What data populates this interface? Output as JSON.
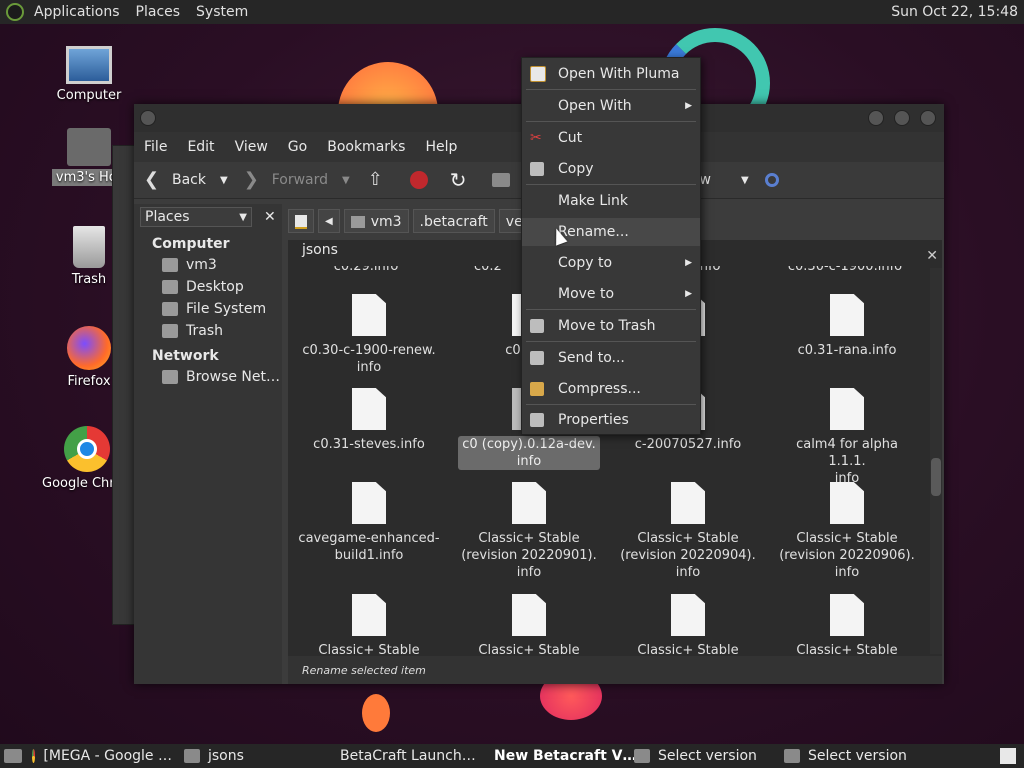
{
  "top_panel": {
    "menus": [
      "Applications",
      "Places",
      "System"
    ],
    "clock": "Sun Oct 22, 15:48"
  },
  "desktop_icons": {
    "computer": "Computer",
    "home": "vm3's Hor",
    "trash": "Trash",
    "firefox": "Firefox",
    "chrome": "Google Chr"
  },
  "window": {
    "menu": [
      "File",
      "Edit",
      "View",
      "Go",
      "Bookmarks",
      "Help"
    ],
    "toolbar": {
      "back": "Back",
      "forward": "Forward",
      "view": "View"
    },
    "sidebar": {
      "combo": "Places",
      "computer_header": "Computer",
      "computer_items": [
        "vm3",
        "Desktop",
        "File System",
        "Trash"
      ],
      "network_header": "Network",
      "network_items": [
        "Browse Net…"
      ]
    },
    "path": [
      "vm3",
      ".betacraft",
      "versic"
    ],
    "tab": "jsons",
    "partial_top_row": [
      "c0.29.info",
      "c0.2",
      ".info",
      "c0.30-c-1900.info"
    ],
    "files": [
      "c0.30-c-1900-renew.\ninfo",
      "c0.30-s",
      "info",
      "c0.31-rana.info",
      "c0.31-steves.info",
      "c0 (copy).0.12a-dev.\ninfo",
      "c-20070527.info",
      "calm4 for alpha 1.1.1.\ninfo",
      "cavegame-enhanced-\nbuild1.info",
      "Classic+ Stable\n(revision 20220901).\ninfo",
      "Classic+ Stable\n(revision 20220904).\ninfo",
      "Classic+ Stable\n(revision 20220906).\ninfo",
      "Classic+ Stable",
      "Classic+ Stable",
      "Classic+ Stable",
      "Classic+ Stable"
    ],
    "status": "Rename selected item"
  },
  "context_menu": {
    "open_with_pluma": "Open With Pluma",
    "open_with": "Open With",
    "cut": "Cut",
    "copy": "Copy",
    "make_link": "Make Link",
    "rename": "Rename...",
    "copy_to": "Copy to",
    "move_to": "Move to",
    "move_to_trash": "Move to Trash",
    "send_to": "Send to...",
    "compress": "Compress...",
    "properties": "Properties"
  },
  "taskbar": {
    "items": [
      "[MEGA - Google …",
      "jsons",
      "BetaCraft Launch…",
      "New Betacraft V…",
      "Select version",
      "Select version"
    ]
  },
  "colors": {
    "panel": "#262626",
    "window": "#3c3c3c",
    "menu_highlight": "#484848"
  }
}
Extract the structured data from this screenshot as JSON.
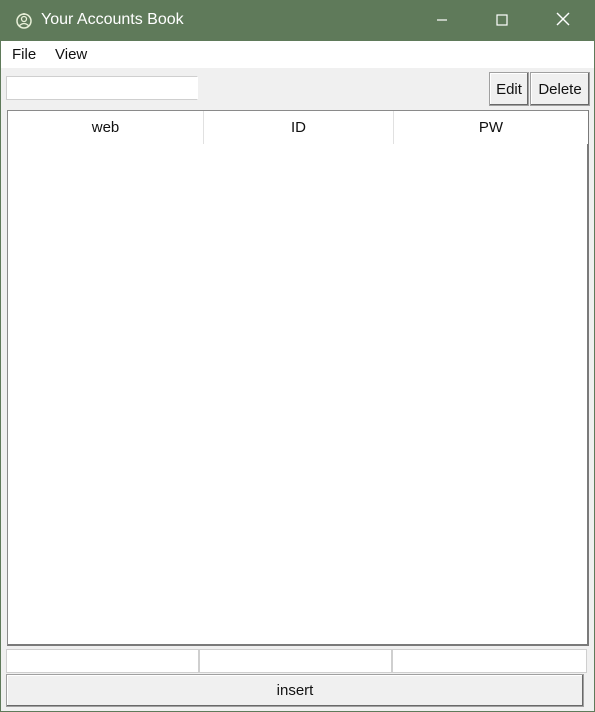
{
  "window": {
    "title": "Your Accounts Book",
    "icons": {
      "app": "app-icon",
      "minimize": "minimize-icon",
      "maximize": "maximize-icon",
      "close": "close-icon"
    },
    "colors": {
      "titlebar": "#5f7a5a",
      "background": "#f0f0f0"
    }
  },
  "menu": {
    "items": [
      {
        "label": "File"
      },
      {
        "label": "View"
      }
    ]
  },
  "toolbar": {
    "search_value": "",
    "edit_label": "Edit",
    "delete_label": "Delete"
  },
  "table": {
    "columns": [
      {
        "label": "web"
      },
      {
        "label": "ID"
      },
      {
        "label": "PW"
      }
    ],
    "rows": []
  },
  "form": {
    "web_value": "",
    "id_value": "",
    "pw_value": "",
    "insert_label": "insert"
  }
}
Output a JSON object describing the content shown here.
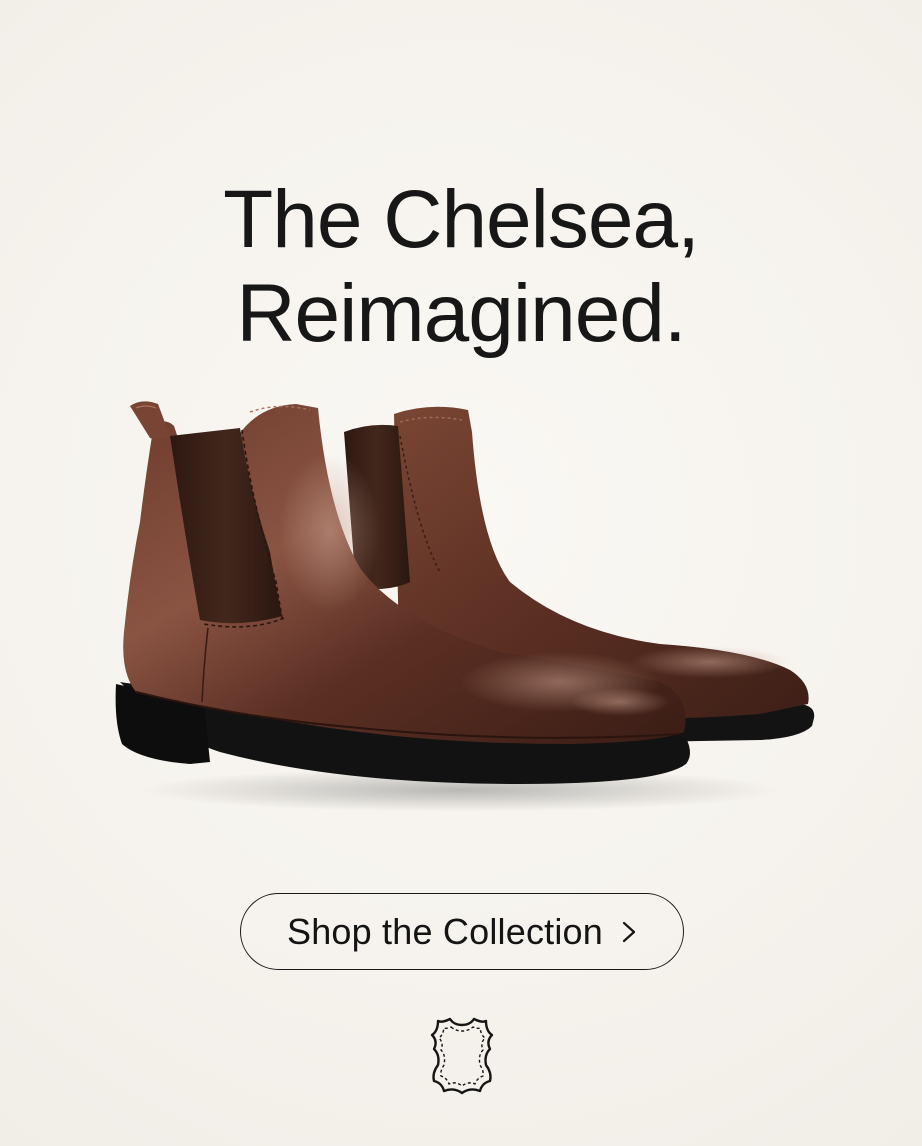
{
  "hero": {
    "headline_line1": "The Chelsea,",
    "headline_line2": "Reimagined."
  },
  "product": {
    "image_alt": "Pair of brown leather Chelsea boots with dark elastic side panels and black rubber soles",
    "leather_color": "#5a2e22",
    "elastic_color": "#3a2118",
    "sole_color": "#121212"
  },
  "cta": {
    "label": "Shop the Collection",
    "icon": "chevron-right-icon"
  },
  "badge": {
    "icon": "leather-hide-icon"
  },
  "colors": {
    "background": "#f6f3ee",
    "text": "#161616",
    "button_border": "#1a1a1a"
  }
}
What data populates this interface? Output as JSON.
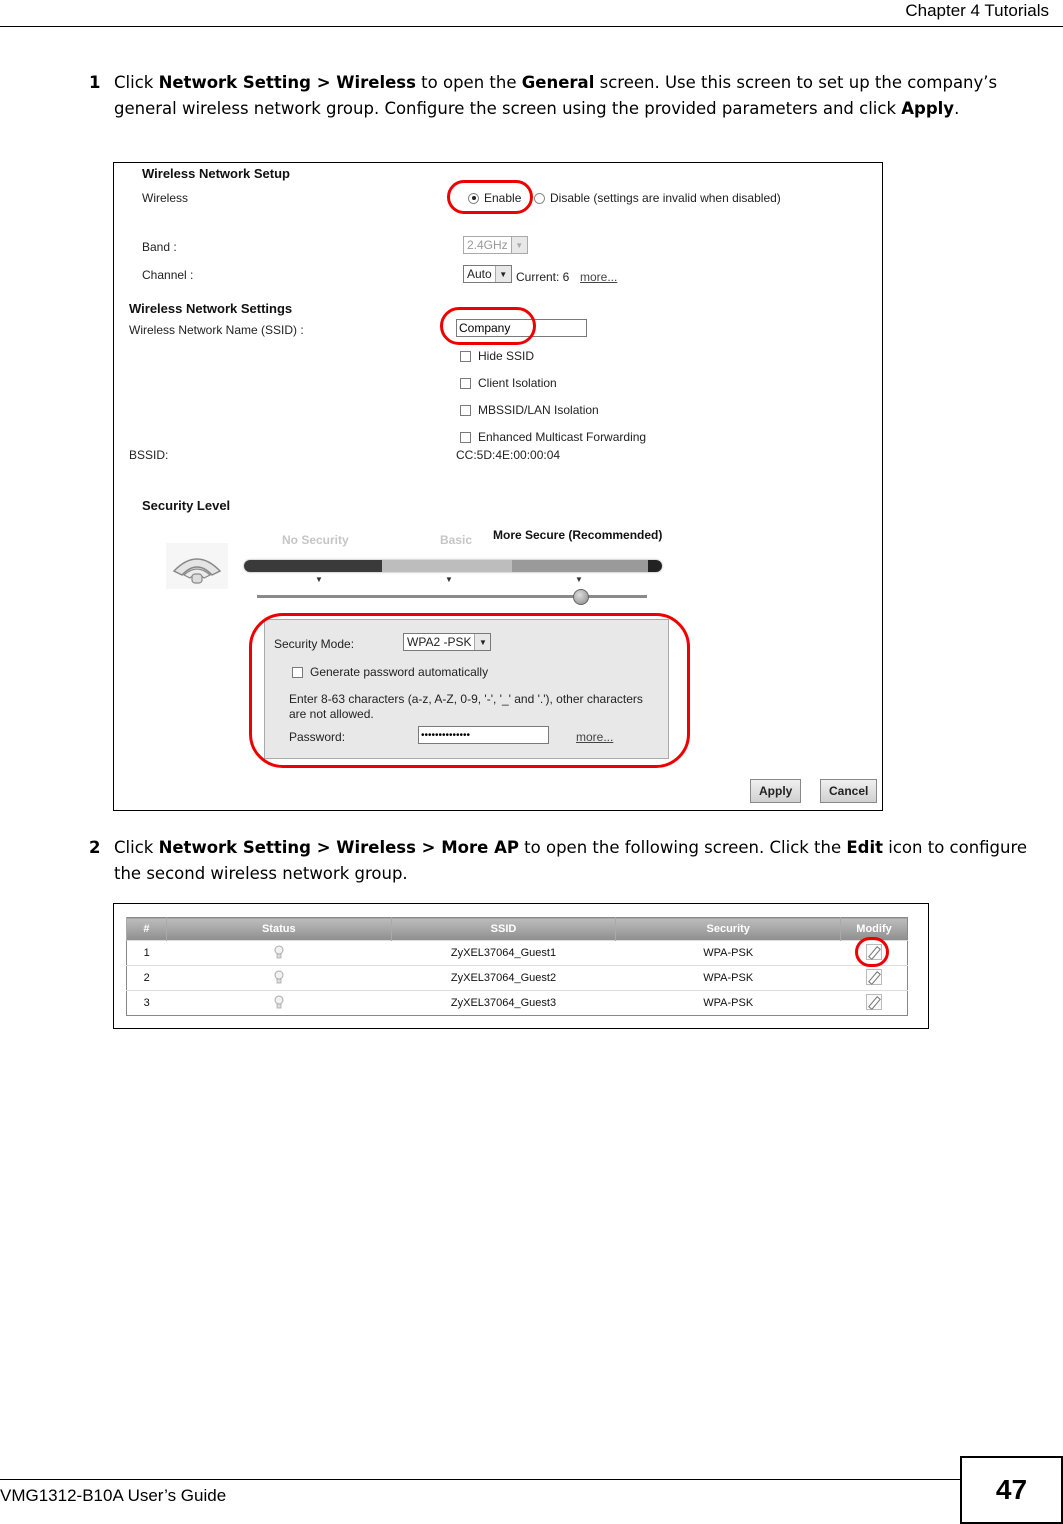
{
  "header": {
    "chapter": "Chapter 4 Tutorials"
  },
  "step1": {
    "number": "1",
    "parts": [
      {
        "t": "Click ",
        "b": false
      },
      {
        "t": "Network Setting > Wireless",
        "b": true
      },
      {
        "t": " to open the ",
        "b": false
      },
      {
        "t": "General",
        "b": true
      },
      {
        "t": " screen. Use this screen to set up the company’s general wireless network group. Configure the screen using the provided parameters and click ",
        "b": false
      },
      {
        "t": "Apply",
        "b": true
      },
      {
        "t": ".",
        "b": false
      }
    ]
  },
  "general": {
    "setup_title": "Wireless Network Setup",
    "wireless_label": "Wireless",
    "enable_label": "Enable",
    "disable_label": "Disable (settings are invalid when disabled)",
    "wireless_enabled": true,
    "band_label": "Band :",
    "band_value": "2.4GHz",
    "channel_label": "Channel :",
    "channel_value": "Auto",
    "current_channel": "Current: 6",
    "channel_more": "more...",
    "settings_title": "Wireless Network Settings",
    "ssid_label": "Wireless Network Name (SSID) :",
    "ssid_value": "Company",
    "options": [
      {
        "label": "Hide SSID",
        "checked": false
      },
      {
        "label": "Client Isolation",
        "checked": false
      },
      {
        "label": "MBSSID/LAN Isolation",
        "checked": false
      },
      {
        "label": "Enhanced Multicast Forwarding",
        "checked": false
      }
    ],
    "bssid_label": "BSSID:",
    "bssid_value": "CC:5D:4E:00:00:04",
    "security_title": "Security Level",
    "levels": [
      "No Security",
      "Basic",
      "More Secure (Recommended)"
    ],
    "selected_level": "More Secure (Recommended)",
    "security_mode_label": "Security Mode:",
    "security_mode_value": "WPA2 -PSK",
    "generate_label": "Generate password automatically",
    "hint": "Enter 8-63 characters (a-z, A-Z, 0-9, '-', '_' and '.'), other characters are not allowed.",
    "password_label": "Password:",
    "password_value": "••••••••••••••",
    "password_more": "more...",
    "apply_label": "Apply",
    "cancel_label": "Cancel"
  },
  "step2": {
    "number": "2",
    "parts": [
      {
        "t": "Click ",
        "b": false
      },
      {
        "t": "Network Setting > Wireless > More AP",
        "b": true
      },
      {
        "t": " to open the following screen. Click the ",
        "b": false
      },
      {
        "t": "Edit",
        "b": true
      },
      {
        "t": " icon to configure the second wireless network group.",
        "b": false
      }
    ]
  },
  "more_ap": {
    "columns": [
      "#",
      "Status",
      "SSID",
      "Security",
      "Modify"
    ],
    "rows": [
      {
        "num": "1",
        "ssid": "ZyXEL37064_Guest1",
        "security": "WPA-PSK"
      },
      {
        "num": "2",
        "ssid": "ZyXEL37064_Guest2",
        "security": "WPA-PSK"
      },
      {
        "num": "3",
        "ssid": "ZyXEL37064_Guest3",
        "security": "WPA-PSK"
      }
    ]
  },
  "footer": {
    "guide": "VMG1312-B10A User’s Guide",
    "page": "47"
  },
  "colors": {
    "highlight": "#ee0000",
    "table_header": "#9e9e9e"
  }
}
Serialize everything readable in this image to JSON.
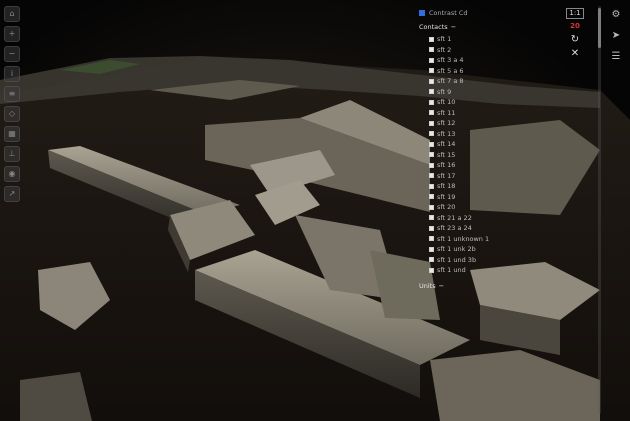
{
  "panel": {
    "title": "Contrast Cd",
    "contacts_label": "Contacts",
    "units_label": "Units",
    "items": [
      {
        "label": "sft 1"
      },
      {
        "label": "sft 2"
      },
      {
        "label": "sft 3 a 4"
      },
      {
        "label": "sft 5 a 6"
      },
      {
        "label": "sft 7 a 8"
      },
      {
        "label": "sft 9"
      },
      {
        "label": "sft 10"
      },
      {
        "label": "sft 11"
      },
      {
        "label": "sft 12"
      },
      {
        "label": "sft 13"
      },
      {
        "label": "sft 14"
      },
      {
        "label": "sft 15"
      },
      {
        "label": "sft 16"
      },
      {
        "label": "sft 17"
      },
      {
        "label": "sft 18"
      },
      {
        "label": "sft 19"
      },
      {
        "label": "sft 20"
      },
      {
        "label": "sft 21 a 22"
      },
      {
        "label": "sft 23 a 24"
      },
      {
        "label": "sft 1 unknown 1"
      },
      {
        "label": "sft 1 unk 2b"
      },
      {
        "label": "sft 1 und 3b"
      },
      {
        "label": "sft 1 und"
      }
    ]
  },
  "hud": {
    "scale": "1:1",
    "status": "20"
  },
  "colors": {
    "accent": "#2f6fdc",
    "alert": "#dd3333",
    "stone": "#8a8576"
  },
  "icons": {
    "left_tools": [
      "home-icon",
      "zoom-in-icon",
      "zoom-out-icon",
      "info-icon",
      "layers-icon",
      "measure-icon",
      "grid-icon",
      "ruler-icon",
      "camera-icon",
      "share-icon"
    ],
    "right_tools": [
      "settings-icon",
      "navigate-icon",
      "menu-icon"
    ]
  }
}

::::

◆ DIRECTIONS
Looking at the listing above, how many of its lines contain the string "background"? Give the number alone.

◆ ANSWER TO THIS PROBLEM
2